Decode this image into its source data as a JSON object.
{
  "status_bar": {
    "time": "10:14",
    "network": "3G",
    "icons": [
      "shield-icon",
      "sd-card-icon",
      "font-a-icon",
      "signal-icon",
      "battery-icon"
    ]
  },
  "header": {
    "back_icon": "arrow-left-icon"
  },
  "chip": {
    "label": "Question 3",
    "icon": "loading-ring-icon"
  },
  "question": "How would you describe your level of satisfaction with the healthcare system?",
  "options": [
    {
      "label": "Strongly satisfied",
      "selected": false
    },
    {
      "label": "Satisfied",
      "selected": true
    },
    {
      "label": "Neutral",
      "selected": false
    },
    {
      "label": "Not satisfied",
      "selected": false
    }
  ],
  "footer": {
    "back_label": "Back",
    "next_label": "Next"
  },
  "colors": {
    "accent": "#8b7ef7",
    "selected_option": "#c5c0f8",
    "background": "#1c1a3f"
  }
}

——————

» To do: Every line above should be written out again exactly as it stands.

» Solution to this exercise:
Decode this image into its source data as a JSON object.
{
  "status_bar": {
    "time": "10:14",
    "network": "3G",
    "icons": [
      "shield-icon",
      "sd-card-icon",
      "font-a-icon",
      "signal-icon",
      "battery-icon"
    ]
  },
  "header": {
    "back_icon": "arrow-left-icon"
  },
  "chip": {
    "label": "Question 3",
    "icon": "loading-ring-icon"
  },
  "question": "How would you describe your level of satisfaction with the healthcare system?",
  "options": [
    {
      "label": "Strongly satisfied",
      "selected": false
    },
    {
      "label": "Satisfied",
      "selected": true
    },
    {
      "label": "Neutral",
      "selected": false
    },
    {
      "label": "Not satisfied",
      "selected": false
    }
  ],
  "footer": {
    "back_label": "Back",
    "next_label": "Next"
  },
  "colors": {
    "accent": "#8b7ef7",
    "selected_option": "#c5c0f8",
    "background": "#1c1a3f"
  }
}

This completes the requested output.